They have also removed items from a home in Montabaur, a town 40 miles from Bonn, that Lubitz is believed to have shared with his parents.

Outlining evidence from the crashed plane’s black box cockpit voice recorder, Marseille prosecutor Brice Robin said Lubitz had deliberately put the plane into a descent after the captain left the cockpit.

He had refused to allow him back in and had made no response to calls from the ground or from other planes.

Jonathan Rugman: mystery surrounds Germanwings plane that crashed in French Alps

Airlines reassess policies

Some airlines are changing procedures to ensure two crew members are in the cockpit at all times during flights following the disaster.

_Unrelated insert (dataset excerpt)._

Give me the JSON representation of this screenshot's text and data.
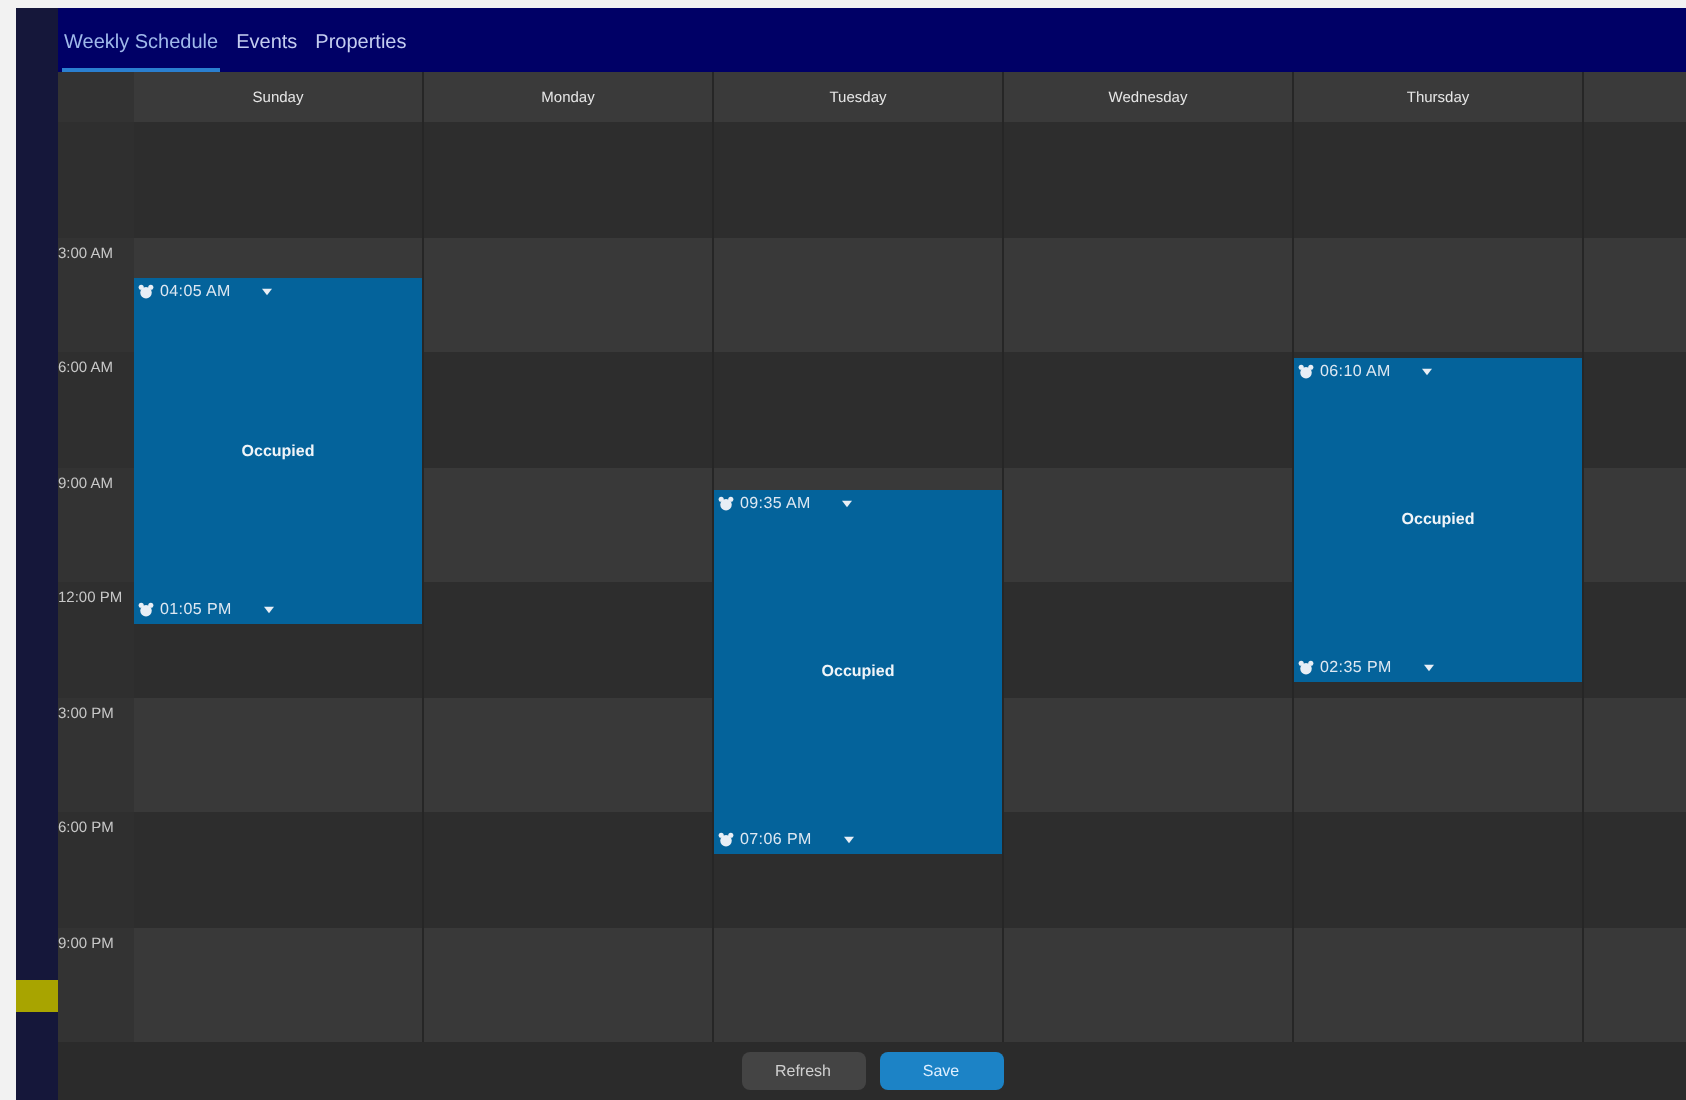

Lufthansa said it would move to the rule “as soon as possible” across its airlines, which alongside Germanwings includes Austrian Airlines and Swiss Air. It has also appointed an official to oversee all “flight safety-relevant procedures” across the company.

The UK’s Civil Aviation Authority said it had contacted all UK operators to urge them to review safety procedures in the wake of the tragedy.

Monarch, easyJet, Virgin Atlantic and Thomas Cook all confirmed they had changed their policies, while Ryanair, Jet2 and Flybe said they already required two crew members to be in the cockpit at all times.

Public trust damaged

In a separate development, France’s leading pilots’ union said it intends to sue over leaks about the investigation. Pilots around Europe are angry that information about the final moments of the flight was reported in the media before authorities were informed.

Guillaume Schmid of France’s SNPL union said the lawsuit is over violating a French law on keeping investigation details secret while they are ongoing. They are concerned that the circumstances of Tuesday’s crash will damage public trust.